THE DATA:

——————

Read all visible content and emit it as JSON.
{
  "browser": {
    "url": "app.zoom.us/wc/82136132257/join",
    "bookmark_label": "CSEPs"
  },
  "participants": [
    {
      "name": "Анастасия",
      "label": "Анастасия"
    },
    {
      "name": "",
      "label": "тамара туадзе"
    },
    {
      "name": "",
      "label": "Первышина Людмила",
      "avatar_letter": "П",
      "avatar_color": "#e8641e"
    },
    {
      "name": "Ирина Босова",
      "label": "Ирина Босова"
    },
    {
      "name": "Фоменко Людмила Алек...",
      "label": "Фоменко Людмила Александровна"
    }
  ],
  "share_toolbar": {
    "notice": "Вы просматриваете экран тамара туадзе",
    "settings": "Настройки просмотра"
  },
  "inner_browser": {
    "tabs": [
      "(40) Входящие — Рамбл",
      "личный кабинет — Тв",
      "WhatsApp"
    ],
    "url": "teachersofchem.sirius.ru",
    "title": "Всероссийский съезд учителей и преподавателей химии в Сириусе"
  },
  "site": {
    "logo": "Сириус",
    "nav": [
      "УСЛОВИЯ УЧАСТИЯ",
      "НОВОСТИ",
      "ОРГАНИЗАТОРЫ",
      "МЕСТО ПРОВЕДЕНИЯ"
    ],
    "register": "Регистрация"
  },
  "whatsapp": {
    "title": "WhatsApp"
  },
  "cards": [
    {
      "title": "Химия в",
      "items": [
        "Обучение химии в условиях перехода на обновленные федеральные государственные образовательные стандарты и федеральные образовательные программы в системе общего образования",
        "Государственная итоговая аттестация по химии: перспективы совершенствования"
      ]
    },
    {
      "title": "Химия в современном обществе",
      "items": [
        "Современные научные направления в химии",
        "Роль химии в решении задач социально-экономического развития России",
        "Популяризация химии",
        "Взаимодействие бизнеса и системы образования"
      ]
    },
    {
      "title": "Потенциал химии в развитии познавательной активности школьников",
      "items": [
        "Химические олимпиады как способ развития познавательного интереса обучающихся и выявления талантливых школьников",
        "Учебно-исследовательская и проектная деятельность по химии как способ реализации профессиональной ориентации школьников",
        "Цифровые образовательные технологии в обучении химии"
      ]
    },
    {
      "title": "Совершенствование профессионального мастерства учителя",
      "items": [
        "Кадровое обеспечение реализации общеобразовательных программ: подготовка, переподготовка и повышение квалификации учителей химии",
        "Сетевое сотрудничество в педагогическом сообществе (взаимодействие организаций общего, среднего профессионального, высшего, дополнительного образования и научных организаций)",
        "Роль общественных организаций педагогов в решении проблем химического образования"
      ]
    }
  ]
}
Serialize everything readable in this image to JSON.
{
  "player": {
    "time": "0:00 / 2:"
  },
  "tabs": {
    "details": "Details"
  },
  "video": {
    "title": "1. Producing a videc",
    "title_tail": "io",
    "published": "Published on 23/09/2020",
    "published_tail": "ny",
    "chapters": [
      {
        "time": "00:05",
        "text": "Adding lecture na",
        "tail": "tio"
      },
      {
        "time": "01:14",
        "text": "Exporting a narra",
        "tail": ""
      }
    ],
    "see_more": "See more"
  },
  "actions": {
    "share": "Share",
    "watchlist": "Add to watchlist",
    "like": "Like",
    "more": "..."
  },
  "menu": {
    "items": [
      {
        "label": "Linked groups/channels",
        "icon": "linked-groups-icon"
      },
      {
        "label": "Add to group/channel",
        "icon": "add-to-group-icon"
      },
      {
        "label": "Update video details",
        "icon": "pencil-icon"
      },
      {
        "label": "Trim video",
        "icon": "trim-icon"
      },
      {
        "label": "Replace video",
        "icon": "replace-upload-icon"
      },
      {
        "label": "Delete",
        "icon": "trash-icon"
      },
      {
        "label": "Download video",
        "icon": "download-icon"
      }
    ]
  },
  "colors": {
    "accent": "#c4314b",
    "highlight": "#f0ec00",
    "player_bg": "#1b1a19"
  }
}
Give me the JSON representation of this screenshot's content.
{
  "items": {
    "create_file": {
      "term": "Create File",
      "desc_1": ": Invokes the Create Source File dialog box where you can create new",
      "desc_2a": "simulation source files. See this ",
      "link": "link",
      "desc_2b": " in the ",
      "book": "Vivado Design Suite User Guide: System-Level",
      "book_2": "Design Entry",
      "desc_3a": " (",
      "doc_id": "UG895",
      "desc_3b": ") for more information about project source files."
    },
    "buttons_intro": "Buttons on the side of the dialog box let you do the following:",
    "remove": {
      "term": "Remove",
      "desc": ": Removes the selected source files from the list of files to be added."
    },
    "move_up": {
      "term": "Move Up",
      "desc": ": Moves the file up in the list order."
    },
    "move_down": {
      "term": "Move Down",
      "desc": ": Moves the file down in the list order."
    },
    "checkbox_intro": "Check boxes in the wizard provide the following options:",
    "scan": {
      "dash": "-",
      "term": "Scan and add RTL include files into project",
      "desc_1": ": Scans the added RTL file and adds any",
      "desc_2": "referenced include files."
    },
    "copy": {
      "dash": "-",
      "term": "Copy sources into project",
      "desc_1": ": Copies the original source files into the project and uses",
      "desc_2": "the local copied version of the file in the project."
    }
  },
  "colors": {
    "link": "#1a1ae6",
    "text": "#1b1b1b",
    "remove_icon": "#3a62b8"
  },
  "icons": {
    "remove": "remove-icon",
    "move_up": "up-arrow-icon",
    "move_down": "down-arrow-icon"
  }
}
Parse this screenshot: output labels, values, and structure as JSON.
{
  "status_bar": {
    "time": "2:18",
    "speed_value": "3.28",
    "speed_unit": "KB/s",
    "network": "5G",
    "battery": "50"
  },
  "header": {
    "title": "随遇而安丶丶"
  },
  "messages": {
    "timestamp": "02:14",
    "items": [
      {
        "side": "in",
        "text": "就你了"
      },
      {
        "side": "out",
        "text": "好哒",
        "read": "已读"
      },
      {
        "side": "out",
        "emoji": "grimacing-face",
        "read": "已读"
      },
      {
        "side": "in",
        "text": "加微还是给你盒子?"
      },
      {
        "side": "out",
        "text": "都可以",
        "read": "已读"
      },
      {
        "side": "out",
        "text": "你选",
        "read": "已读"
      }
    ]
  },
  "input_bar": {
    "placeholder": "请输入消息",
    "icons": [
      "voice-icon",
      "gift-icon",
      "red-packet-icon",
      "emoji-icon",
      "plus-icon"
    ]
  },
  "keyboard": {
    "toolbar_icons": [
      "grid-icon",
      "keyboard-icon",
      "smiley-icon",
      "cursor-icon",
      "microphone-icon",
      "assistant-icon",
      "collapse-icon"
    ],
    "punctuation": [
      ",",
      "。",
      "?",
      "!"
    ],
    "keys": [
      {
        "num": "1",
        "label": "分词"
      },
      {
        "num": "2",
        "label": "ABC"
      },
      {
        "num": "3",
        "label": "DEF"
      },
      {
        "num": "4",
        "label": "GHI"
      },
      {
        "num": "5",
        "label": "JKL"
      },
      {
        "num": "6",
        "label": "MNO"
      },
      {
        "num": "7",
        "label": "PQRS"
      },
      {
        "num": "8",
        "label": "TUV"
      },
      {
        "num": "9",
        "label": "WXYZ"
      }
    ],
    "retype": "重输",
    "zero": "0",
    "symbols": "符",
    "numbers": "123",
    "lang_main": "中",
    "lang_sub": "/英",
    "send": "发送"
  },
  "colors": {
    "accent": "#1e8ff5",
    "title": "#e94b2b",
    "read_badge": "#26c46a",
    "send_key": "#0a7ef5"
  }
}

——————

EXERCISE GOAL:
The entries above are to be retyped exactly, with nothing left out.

PROBLEM SOLUTION:
Read all visible content and emit it as JSON.
{
  "browser": {
    "url": "app.zoom.us/wc/82136132257/join",
    "bookmark_label": "CSEPs"
  },
  "participants": [
    {
      "name": "Анастасия",
      "label": "Анастасия"
    },
    {
      "name": "",
      "label": "тамара туадзе"
    },
    {
      "name": "",
      "label": "Первышина Людмила",
      "avatar_letter": "П",
      "avatar_color": "#e8641e"
    },
    {
      "name": "Ирина Босова",
      "label": "Ирина Босова"
    },
    {
      "name": "Фоменко Людмила Алек...",
      "label": "Фоменко Людмила Александровна"
    }
  ],
  "share_toolbar": {
    "notice": "Вы просматриваете экран тамара туадзе",
    "settings": "Настройки просмотра"
  },
  "inner_browser": {
    "tabs": [
      "(40) Входящие — Рамбл",
      "личный кабинет — Тв",
      "WhatsApp"
    ],
    "url": "teachersofchem.sirius.ru",
    "title": "Всероссийский съезд учителей и преподавателей химии в Сириусе"
  },
  "site": {
    "logo": "Сириус",
    "nav": [
      "УСЛОВИЯ УЧАСТИЯ",
      "НОВОСТИ",
      "ОРГАНИЗАТОРЫ",
      "МЕСТО ПРОВЕДЕНИЯ"
    ],
    "register": "Регистрация"
  },
  "whatsapp": {
    "title": "WhatsApp"
  },
  "cards": [
    {
      "title": "Химия в",
      "items": [
        "Обучение химии в условиях перехода на обновленные федеральные государственные образовательные стандарты и федеральные образовательные программы в системе общего образования",
        "Государственная итоговая аттестация по химии: перспективы совершенствования"
      ]
    },
    {
      "title": "Химия в современном обществе",
      "items": [
        "Современные научные направления в химии",
        "Роль химии в решении задач социально-экономического развития России",
        "Популяризация химии",
        "Взаимодействие бизнеса и системы образования"
      ]
    },
    {
      "title": "Потенциал химии в развитии познавательной активности школьников",
      "items": [
        "Химические олимпиады как способ развития познавательного интереса обучающихся и выявления талантливых школьников",
        "Учебно-исследовательская и проектная деятельность по химии как способ реализации профессиональной ориентации школьников",
        "Цифровые образовательные технологии в обучении химии"
      ]
    },
    {
      "title": "Совершенствование профессионального мастерства учителя",
      "items": [
        "Кадровое обеспечение реализации общеобразовательных программ: подготовка, переподготовка и повышение квалификации учителей химии",
        "Сетевое сотрудничество в педагогическом сообществе (взаимодействие организаций общего, среднего профессионального, высшего, дополнительного образования и научных организаций)",
        "Роль общественных организаций педагогов в решении проблем химического образования"
      ]
    }
  ]
}
Serialize everything readable in this image to JSON.
{
  "player": {
    "time": "0:00 / 2:"
  },
  "tabs": {
    "details": "Details"
  },
  "video": {
    "title": "1. Producing a videc",
    "title_tail": "io",
    "published": "Published on 23/09/2020",
    "published_tail": "ny",
    "chapters": [
      {
        "time": "00:05",
        "text": "Adding lecture na",
        "tail": "tio"
      },
      {
        "time": "01:14",
        "text": "Exporting a narra",
        "tail": ""
      }
    ],
    "see_more": "See more"
  },
  "actions": {
    "share": "Share",
    "watchlist": "Add to watchlist",
    "like": "Like",
    "more": "..."
  },
  "menu": {
    "items": [
      {
        "label": "Linked groups/channels",
        "icon": "linked-groups-icon"
      },
      {
        "label": "Add to group/channel",
        "icon": "add-to-group-icon"
      },
      {
        "label": "Update video details",
        "icon": "pencil-icon"
      },
      {
        "label": "Trim video",
        "icon": "trim-icon"
      },
      {
        "label": "Replace video",
        "icon": "replace-upload-icon"
      },
      {
        "label": "Delete",
        "icon": "trash-icon"
      },
      {
        "label": "Download video",
        "icon": "download-icon"
      }
    ]
  },
  "colors": {
    "accent": "#c4314b",
    "highlight": "#f0ec00",
    "player_bg": "#1b1a19"
  }
}
Give me the JSON representation of this screenshot's content.
{
  "items": {
    "create_file": {
      "term": "Create File",
      "desc_1": ": Invokes the Create Source File dialog box where you can create new",
      "desc_2a": "simulation source files. See this ",
      "link": "link",
      "desc_2b": " in the ",
      "book": "Vivado Design Suite User Guide: System-Level",
      "book_2": "Design Entry",
      "desc_3a": " (",
      "doc_id": "UG895",
      "desc_3b": ") for more information about project source files."
    },
    "buttons_intro": "Buttons on the side of the dialog box let you do the following:",
    "remove": {
      "term": "Remove",
      "desc": ": Removes the selected source files from the list of files to be added."
    },
    "move_up": {
      "term": "Move Up",
      "desc": ": Moves the file up in the list order."
    },
    "move_down": {
      "term": "Move Down",
      "desc": ": Moves the file down in the list order."
    },
    "checkbox_intro": "Check boxes in the wizard provide the following options:",
    "scan": {
      "dash": "-",
      "term": "Scan and add RTL include files into project",
      "desc_1": ": Scans the added RTL file and adds any",
      "desc_2": "referenced include files."
    },
    "copy": {
      "dash": "-",
      "term": "Copy sources into project",
      "desc_1": ": Copies the original source files into the project and uses",
      "desc_2": "the local copied version of the file in the project."
    }
  },
  "colors": {
    "link": "#1a1ae6",
    "text": "#1b1b1b",
    "remove_icon": "#3a62b8"
  },
  "icons": {
    "remove": "remove-icon",
    "move_up": "up-arrow-icon",
    "move_down": "down-arrow-icon"
  }
}
Parse this screenshot: output labels, values, and structure as JSON.
{
  "status_bar": {
    "time": "2:18",
    "speed_value": "3.28",
    "speed_unit": "KB/s",
    "network": "5G",
    "battery": "50"
  },
  "header": {
    "title": "随遇而安丶丶"
  },
  "messages": {
    "timestamp": "02:14",
    "items": [
      {
        "side": "in",
        "text": "就你了"
      },
      {
        "side": "out",
        "text": "好哒",
        "read": "已读"
      },
      {
        "side": "out",
        "emoji": "grimacing-face",
        "read": "已读"
      },
      {
        "side": "in",
        "text": "加微还是给你盒子?"
      },
      {
        "side": "out",
        "text": "都可以",
        "read": "已读"
      },
      {
        "side": "out",
        "text": "你选",
        "read": "已读"
      }
    ]
  },
  "input_bar": {
    "placeholder": "请输入消息",
    "icons": [
      "voice-icon",
      "gift-icon",
      "red-packet-icon",
      "emoji-icon",
      "plus-icon"
    ]
  },
  "keyboard": {
    "toolbar_icons": [
      "grid-icon",
      "keyboard-icon",
      "smiley-icon",
      "cursor-icon",
      "microphone-icon",
      "assistant-icon",
      "collapse-icon"
    ],
    "punctuation": [
      ",",
      "。",
      "?",
      "!"
    ],
    "keys": [
      {
        "num": "1",
        "label": "分词"
      },
      {
        "num": "2",
        "label": "ABC"
      },
      {
        "num": "3",
        "label": "DEF"
      },
      {
        "num": "4",
        "label": "GHI"
      },
      {
        "num": "5",
        "label": "JKL"
      },
      {
        "num": "6",
        "label": "MNO"
      },
      {
        "num": "7",
        "label": "PQRS"
      },
      {
        "num": "8",
        "label": "TUV"
      },
      {
        "num": "9",
        "label": "WXYZ"
      }
    ],
    "retype": "重输",
    "zero": "0",
    "symbols": "符",
    "numbers": "123",
    "lang_main": "中",
    "lang_sub": "/英",
    "send": "发送"
  },
  "colors": {
    "accent": "#1e8ff5",
    "title": "#e94b2b",
    "read_badge": "#26c46a",
    "send_key": "#0a7ef5"
  }
}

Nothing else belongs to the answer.